The owners as a whole are hoping to crush the players. I actually don't care what happens to the players salaries or the owners profits. I would care if the owners brought salaries down to a manageable level then lowered ticket prices, but we know that's not going to happen. Instead, they're going to keep any extra money they make.
The Chicago Bulls aren't one of the teams struggling to survive, but they are one of the teams that benefit most from crushing the players.
First, and most obviously, the profits.
The Chicago Bulls were banking 50 million in operating profit per year when they were terrible or making the first round. I'd imagine their profits last season were in the 70 million dollar range. A hard cap of 45 million likely locks the Bulls into an operating profit of around 60 million per season in a lottery bound year.
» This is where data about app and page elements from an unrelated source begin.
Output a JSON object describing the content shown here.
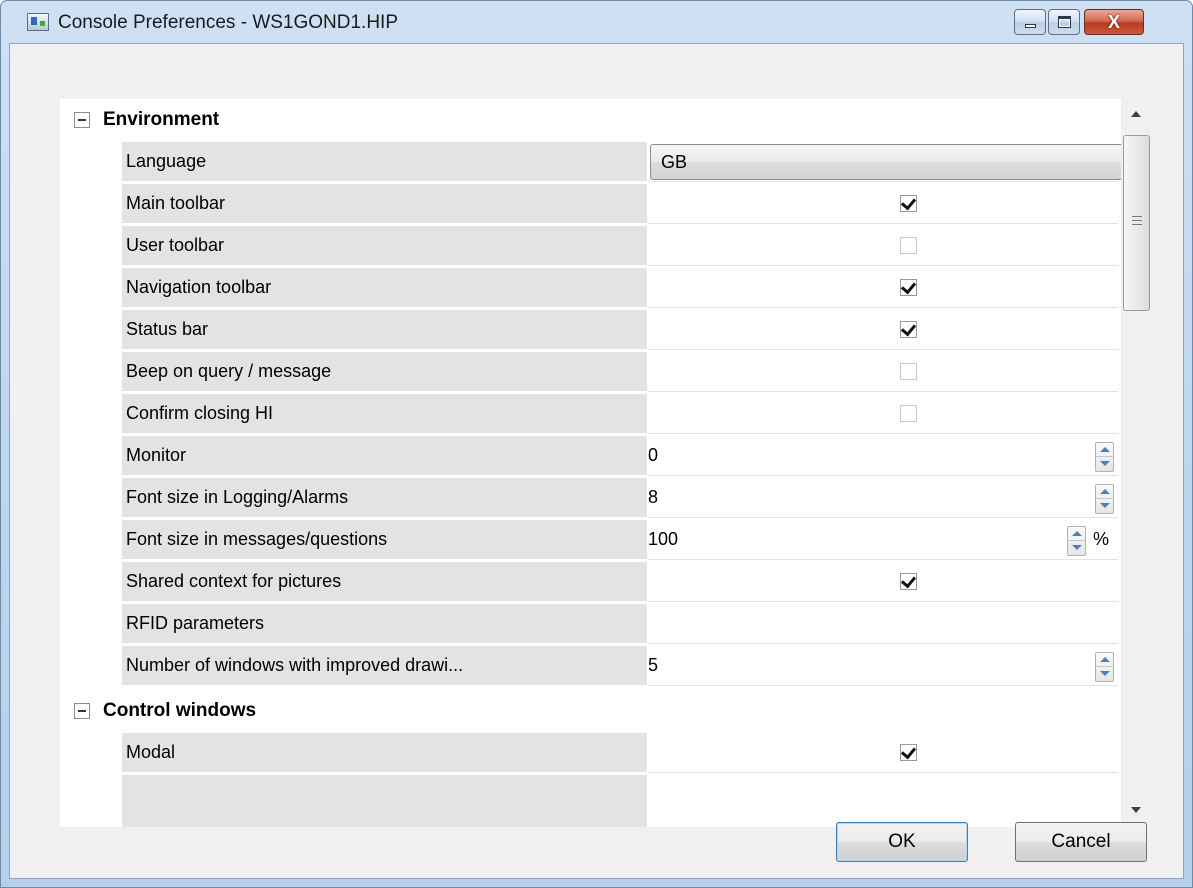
{
  "window": {
    "title": "Console Preferences - WS1GOND1.HIP",
    "controls": {
      "minimize": "",
      "maximize": "",
      "close": "X"
    }
  },
  "categories": [
    {
      "name": "Environment",
      "expanded": true
    },
    {
      "name": "Control windows",
      "expanded": true
    }
  ],
  "environment": {
    "language_label": "Language",
    "language_value": "GB",
    "main_toolbar_label": "Main toolbar",
    "main_toolbar_checked": true,
    "user_toolbar_label": "User toolbar",
    "user_toolbar_checked": false,
    "navigation_toolbar_label": "Navigation toolbar",
    "navigation_toolbar_checked": true,
    "status_bar_label": "Status bar",
    "status_bar_checked": true,
    "beep_label": "Beep on query / message",
    "beep_checked": false,
    "confirm_closing_label": "Confirm closing HI",
    "confirm_closing_checked": false,
    "monitor_label": "Monitor",
    "monitor_value": "0",
    "font_logging_label": "Font size in Logging/Alarms",
    "font_logging_value": "8",
    "font_messages_label": "Font size in messages/questions",
    "font_messages_value": "100",
    "font_messages_unit": "%",
    "shared_context_label": "Shared context for pictures",
    "shared_context_checked": true,
    "rfid_label": "RFID parameters",
    "rfid_value": "",
    "windows_improved_label": "Number of windows with improved drawi...",
    "windows_improved_value": "5"
  },
  "control_windows": {
    "modal_label": "Modal",
    "modal_checked": true
  },
  "buttons": {
    "ok": "OK",
    "cancel": "Cancel"
  }
}
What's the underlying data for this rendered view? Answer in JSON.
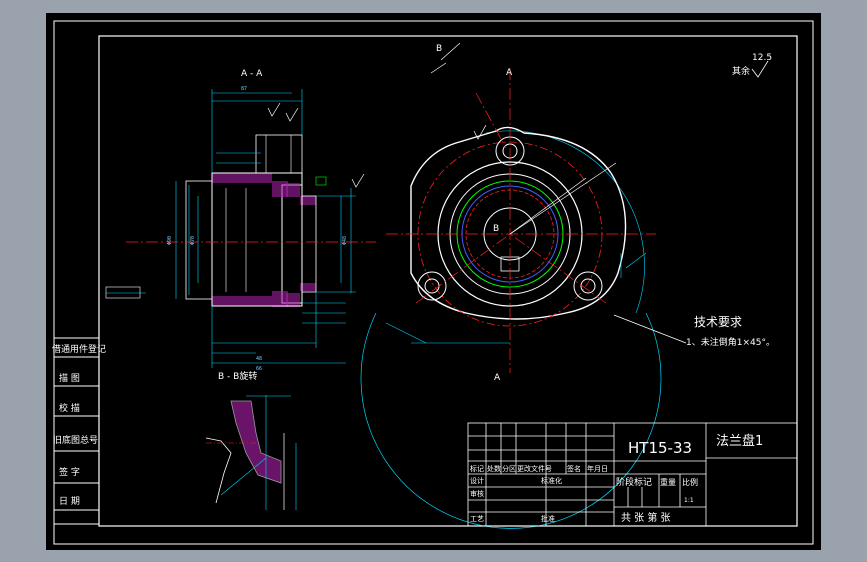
{
  "section_aa": "A - A",
  "section_bb": "B - B旋转",
  "label_a_top": "A",
  "label_a_bottom": "A",
  "label_b": "B",
  "label_b2": "B",
  "remainder_note": "其余",
  "roughness_value": "12.5",
  "tech_title": "技术要求",
  "tech_item1": "1、未注倒角1×45°。",
  "material": "HT15-33",
  "part_name": "法兰盘1",
  "side_table": [
    "借通用件登记",
    "描 图",
    "校 描",
    "旧底图总号",
    "签 字",
    "日 期"
  ],
  "title_block": {
    "row_labels": [
      "标记",
      "处数",
      "分区",
      "更改文件号",
      "签名",
      "年月日"
    ],
    "design": "设计",
    "standardize": "标准化",
    "review": "审核",
    "process": "工艺",
    "approve": "批准",
    "stage_mark": "阶段标记",
    "weight": "重量",
    "scale": "比例",
    "scale_value": "1:1",
    "sheets": "共 张 第 张"
  },
  "colors": {
    "background": "#000000",
    "frame": "#ffffff",
    "dimension": "#00d7ff",
    "center_line": "#ff2020",
    "hatch": "#ff00ff",
    "part_line": "#ffffff",
    "green": "#00ff00"
  }
}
If the salary cap doesn't rise with league inflation [and the league's offer says it won't], they could easily be staring 200 million in operating profit a year in place in 10 years. The Bulls would easily bank over 1-1.5 billion dollars in operating profit over the next 10 seasons in this business model. The New York Knicks and Los Angelas Lakers will make even more under that model.
If the owners get their way in the dispute, and the league grows by 4% per year in revenue while operating expenses also grow by 4% and player salaries increase by 1% (which is what the owners offered before), the league collectively would be sitting at an operating profit of three billion dollars per year in 10 seasons.
100 million per year in operating profit per team on average. The poor franchise now that's presently losing money would likely only cash in on around 50 million per year of that profit, but those franchises are presently worth around 275 million and prorating their worth upwards only gets them to around 400 million. Besides the profit, this business model would probably double to triple to quadruple the value of owning an NBA franchise, even a crappy one.
For a marquee franchise like the Bulls, their valuation would likely go up to the two to three billion dollar range.
These are your owners claiming poor. These are your owners that have locked out the players. These are your owners that have taken basketball from us. They don't need a massive overhaul of the system to remain profitable with their franchises, they need better revenue sharing, and they need to stop allowing buyers to finance their purchases and then roll the debt onto the balance sheet.
Even looking at this from a pure profit perspective is ridiculous as it passes over the massive intangible benefits of owning a sports franchise. It puts you in a unique club that only a few people in the world can be in. It provides fame, notoriety, marketing opportunity, tax shelters, and more intangible benefits than just about any business you could imagine.
The players aren't poor either, and if the owners win, I'm not going to lose even the tiniest bit of sleep over the fact that the four hundred or so players need to collectively share are a mere 1.4 billion dollars. They'll be just fine to the extent that they don't piss away all the money anyway, but I'm not mad at the players.
The players aren't the ones who are on strike trying to get an unreasonable amount of extra money while already filthy rich. The players already offered givebacks to the league of one billion dollars over 10 years. The owners are the ones being unreasonable, the owners are trying a power play that would likely increase the networth of even the poorest owner by at least a half billion dollars over the next 10 seasons.